Dataset rows for apps and sites
BEGIN

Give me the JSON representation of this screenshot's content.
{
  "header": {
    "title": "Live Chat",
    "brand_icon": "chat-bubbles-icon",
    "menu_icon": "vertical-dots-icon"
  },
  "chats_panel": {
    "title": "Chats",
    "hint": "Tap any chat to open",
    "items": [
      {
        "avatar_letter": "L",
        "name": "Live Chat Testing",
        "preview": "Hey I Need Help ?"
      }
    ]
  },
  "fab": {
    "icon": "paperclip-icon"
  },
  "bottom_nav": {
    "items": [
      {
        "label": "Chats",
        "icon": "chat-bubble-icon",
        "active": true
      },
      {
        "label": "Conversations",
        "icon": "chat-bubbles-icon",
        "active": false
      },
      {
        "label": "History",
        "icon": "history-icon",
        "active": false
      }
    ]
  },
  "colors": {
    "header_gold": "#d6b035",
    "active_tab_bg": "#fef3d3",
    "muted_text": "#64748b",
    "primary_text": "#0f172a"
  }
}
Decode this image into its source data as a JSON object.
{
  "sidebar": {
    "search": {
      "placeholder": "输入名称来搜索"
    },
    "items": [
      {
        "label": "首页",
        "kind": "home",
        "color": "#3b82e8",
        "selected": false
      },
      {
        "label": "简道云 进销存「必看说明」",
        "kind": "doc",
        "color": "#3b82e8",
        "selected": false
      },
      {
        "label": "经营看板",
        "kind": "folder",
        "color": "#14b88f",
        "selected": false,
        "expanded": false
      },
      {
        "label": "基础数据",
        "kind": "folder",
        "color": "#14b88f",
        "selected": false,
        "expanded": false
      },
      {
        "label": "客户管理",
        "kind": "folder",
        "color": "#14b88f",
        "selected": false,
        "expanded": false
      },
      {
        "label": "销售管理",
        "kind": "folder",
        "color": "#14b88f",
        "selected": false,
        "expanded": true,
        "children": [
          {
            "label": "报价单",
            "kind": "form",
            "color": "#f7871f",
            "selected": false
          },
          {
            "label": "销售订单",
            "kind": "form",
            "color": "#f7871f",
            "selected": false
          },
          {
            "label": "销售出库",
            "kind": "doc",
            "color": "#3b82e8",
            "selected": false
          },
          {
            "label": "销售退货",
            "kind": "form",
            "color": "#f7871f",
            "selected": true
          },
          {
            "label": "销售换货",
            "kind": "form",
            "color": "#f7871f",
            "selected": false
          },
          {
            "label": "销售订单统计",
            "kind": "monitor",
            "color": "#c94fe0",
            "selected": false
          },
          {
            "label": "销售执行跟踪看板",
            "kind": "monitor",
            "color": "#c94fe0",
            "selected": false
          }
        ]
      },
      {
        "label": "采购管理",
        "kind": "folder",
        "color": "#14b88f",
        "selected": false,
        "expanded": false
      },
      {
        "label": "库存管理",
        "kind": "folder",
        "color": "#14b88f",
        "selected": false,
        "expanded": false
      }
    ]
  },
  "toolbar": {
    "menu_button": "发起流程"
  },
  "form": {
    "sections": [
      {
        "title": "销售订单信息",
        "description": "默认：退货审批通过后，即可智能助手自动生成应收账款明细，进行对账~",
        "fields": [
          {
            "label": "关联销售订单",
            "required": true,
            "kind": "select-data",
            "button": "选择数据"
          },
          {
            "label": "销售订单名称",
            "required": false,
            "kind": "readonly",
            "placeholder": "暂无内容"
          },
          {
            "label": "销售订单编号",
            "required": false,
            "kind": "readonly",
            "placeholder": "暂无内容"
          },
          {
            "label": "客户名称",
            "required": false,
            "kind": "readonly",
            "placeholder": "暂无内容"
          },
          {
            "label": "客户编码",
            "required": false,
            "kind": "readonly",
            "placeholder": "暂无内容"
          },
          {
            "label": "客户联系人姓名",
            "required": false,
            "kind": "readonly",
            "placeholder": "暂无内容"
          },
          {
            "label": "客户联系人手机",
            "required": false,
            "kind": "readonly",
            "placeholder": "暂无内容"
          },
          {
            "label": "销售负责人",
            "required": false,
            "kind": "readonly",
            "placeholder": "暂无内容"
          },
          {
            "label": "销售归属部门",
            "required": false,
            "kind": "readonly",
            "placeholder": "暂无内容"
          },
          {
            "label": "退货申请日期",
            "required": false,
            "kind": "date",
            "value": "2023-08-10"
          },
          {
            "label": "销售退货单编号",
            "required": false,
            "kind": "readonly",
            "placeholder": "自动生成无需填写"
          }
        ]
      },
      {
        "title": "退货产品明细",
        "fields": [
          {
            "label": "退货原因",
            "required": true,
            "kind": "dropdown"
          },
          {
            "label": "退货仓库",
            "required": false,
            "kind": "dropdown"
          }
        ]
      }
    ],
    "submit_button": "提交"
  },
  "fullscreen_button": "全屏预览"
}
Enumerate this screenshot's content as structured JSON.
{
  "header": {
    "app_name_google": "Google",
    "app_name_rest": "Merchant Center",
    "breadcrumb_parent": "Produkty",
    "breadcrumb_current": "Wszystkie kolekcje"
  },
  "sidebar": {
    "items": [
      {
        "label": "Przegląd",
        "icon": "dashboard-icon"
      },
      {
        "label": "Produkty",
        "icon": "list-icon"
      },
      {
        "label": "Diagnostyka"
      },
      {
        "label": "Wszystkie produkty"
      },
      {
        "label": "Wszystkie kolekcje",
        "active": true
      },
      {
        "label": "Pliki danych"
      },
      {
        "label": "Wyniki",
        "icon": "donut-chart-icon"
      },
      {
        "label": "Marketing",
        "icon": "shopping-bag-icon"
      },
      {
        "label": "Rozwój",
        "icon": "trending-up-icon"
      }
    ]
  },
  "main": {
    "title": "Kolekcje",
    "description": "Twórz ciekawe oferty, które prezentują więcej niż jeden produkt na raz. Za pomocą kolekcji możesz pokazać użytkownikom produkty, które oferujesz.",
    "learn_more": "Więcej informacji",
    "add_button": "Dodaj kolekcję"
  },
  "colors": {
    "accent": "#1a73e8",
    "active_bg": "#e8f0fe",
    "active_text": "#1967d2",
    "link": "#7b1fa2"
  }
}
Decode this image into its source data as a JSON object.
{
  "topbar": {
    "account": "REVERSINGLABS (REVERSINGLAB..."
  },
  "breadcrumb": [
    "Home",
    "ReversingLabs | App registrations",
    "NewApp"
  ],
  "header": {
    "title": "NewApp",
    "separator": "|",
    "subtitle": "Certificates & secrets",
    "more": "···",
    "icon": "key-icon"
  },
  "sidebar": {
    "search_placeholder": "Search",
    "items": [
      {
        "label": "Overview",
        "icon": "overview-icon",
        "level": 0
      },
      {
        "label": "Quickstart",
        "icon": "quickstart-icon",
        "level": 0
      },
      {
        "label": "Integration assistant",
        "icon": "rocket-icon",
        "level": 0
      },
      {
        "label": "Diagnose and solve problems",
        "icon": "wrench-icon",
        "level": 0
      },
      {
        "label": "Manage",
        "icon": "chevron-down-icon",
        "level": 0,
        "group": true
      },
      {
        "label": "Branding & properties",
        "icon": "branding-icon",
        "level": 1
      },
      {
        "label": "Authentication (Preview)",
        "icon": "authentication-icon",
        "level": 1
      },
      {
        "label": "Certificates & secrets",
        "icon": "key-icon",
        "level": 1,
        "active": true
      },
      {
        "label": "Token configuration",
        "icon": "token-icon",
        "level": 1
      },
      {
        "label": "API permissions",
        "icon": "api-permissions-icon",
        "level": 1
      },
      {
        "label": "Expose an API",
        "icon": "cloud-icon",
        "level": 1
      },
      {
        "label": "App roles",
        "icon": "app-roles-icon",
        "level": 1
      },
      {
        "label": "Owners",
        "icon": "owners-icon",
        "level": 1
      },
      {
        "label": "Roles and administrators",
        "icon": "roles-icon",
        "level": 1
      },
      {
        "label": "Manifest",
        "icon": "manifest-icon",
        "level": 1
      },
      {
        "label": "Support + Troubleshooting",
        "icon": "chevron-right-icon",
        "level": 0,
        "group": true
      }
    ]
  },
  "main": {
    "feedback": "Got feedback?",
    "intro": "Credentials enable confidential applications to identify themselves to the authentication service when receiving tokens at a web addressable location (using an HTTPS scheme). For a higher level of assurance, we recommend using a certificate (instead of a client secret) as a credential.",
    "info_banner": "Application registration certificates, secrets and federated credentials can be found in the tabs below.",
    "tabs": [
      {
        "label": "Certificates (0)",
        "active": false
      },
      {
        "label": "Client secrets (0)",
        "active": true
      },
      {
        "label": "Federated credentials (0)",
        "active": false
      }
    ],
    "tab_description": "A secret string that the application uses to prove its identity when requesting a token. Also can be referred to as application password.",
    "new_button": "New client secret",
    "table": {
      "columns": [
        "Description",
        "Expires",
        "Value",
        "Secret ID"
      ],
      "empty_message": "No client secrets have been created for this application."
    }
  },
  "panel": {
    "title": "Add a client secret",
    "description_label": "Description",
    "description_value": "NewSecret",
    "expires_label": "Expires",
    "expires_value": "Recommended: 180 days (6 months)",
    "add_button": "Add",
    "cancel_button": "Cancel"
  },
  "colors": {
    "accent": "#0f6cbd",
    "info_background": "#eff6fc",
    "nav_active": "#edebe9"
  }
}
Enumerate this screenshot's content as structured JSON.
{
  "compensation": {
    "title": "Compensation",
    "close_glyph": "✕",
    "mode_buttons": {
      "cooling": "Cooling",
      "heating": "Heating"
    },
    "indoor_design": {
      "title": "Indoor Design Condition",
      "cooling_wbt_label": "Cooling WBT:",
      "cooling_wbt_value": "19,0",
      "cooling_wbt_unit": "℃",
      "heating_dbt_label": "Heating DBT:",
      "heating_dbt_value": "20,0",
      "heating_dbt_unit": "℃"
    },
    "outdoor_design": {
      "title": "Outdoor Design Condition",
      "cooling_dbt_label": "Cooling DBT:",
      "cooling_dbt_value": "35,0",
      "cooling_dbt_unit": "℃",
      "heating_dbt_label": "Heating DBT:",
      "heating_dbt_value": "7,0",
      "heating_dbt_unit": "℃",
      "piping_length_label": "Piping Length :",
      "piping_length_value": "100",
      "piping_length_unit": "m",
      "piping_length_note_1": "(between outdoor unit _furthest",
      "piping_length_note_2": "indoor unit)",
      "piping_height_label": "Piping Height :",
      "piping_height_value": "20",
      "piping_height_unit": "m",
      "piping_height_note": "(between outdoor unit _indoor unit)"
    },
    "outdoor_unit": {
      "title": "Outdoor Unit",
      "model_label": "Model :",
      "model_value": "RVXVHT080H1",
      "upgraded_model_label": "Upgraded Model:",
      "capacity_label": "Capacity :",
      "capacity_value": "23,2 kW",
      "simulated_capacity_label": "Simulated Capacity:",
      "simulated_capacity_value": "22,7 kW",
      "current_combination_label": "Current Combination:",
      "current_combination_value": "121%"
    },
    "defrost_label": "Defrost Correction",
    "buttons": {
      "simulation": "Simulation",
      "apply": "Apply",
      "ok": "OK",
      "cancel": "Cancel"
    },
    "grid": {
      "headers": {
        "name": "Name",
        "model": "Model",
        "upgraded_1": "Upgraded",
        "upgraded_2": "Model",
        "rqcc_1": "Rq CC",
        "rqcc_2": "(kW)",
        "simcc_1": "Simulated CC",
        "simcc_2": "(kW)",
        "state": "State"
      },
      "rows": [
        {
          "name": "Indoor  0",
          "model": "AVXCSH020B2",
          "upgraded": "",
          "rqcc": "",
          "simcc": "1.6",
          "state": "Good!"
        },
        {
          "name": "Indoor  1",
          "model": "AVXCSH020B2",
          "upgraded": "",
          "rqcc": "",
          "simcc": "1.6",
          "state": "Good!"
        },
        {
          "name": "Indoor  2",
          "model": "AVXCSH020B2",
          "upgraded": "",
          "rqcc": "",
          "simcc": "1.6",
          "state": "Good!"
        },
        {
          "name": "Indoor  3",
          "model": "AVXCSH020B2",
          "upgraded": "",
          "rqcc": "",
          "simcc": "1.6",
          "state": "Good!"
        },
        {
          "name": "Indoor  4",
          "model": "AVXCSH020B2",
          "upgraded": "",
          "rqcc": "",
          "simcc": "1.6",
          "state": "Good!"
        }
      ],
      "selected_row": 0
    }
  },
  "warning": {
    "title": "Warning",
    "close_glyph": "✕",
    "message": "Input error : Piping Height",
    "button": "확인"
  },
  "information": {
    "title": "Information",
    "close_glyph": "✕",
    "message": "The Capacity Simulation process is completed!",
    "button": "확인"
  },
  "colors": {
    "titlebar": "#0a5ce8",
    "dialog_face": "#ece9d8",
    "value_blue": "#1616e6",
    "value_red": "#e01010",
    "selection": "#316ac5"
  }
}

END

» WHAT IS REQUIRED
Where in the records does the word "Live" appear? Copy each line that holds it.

» YOUR SOLUTION
    "title": "Live Chat",
        "name": "Live Chat Testing",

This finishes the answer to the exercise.